Our global listed infrastructure strategies outperformed infrastructure benchmarks and underperformed global equities for the month.
The outlook for interest rates and inflation continues to cause volatility in markets as investors digest expectations of a global slowdown in growth in conjunction with central bank tightening, with the expectation that inflation and central bank hawkishness is close to its peak.
Inflation remains a large risk to economic growth as increasing energy prices and a higher cost of living pressure the average consumer. The probability of a recession continues to increase, as consensus expectations move closer to a recession as a base case.

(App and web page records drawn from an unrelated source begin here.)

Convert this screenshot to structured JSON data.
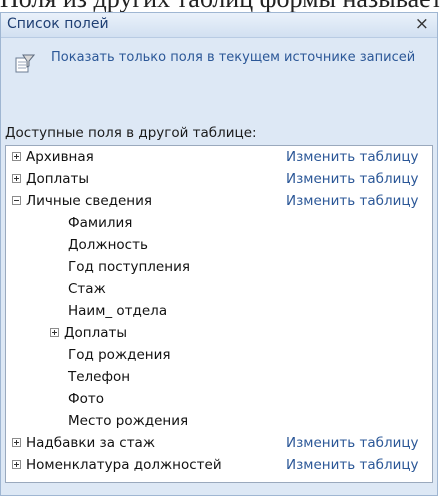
{
  "cut_heading": "Поля из других таблиц формы называется списком…",
  "panel": {
    "title": "Список полей",
    "close": "×",
    "show_only_current": "Показать только поля в текущем источнике записей",
    "available_label": "Доступные поля в другой таблице:",
    "edit_label": "Изменить таблицу"
  },
  "tree": {
    "t1": "Архивная",
    "t2": "Доплаты",
    "t3": "Личные сведения",
    "f1": "Фамилия",
    "f2": "Должность",
    "f3": "Год поступления",
    "f4": "Стаж",
    "f5": "Наим_ отдела",
    "f6": "Доплаты",
    "f7": "Год рождения",
    "f8": "Телефон",
    "f9": "Фото",
    "f10": "Место рождения",
    "t4": "Надбавки за стаж",
    "t5": "Номенклатура должностей"
  }
}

On a regional basis, the U.S. and Canada was the top contributor to monthly performance (+3.23%), where U.S. renewables utility NextEra Energy Partners (+0.52%) and U.S. electric utility Constellation Energy (+0.44%) performed strongly.
NextEra Energy Partners (NEP) is a growth-oriented contracted renewables company formed by its sponsor and general partner NextEra Energy (NEE) to own, operate and acquire contracted renewable energy generation assets located in North America. NextEra Energy Partners’ share price rose along with progress on the proposed Inflation Reduction Act, which would include support for renewable energy.
Constellation Energy is primarily a nuclear generation company and is the largest producer of carbon-free electricity in the U.S. The share price of Constellation Energy rose as there was a higher chance of federal legislation passing, which would support price stability for nuclear assets.
Turning to Western Europe, U.K. electric utility SSE (+0.55%) and Portuguese renewables utility Energias de Portugal (+0.49%) also performed well during the month.
SSE is a diversified energy utility headquartered in Scotland, U.K. It is vertically integrated, operating over the entire supply chain in the U.K., with generation (including hydro, wind, CCGT), electricity networks and retail businesses (primarily B2B). It is the U.K.’s largest renewable energy generator. The share price of SSE rallied during the month due to lessened concern over a potential windfall tax on electricity generators in U.K.
Energias de Portugal (EDP) is an integrated utility based in Iberia, operating electricity distribution, generation and energy supply businesses. It has a growing exposure to global renewables, through its 83%-owned subsidiary EDPR, mostly in onshore wind farms, and operates electricity distribution and generation businesses in Brazil through its 50%-owned EDP Brasil. EDP’s share price rose with the strong earning results reported for the second quarter, and management’s reiteration of the company’s full-year guidance, both of which were welcomed by the market.
Australian toll road operator Atlas Arteria (-0.18%) was the largest detractor from monthly performance.
Atlas Arteria is a toll road owner and operator with its key assets being a 31% stake in the APRR, AREA and ADELAC concessions in France and 100% ownership of Dulles Greenway in Virginia, in the U.S. In addition, it owns the Warnow Tunnel in Germany. The French concessions represent ~75% of the company’s value. Atlas Arteria’s share price declined in July as IFM announced it was ceasing talks with the company with respect to a potential takeover of Atlas Arteria securities. IFM did, however, reserve the right to recommence discussions.
All returns are in local currency.
On a regional level, the strategy’s largest exposure is in the U.S. and Canada (45%) and consists of exposure to regulated and contracted utilities (34%) and economically sensitive user pays infrastructure (11%).
For the ClearBridge Developed Markets Infrastructure Income Strategy, the primary quantitative tool in portfolio construction is excess return, on which our stock-ranking system is based. The ClearBridge Developed Markets Infrastructure Income Strategy also uses yield quality as a secondary measure.
This month we review Spanish electric utility Iberdrola.
Iberdrola is a multinational integrated electric utility company headquartered in Spain. Iberdrola is engaged in energy networks, renewables and wholesale and retail operations. The company has expanded internationally with operations in the U.K. (via Scottish Power), the U.S. (via Avangrid), Brazil (via Neoenergia) and Mexico.
Iberdrola’s asset base consists of a regulated energy network business and one of the world’s largest portfolios of wind energy assets, which are under long-term contracts — altogether representing over 80% of its earnings and future investments. As a result, Iberdrola’s predictable long-term cash flows satisfy our definition of infrastructure.
Iberdrola was one of the first companies to recognise the scope of the opportunity in renewable generation. Through sustained investment, it has become one of the largest wind power operators in the world, with over 16 GW spread across Spain, the U.K., the U.S. and other locations. Additionally, Iberdrola has a clear strategy with a large investment program over the next five years, the bulk of which will be in low-risk regulated energy networks and renewables, with decreasing exposure to market-exposed generation and supply. This will likely provide steady long-term growth of cash flows.
In our latest Valuation update, Portfolio Manager Daniel Chu outlines the main drivers of infrastructure returns in the second quarter of 2022 and weighs in on the factors impacting different infrastructure sectors across the globe.Read full article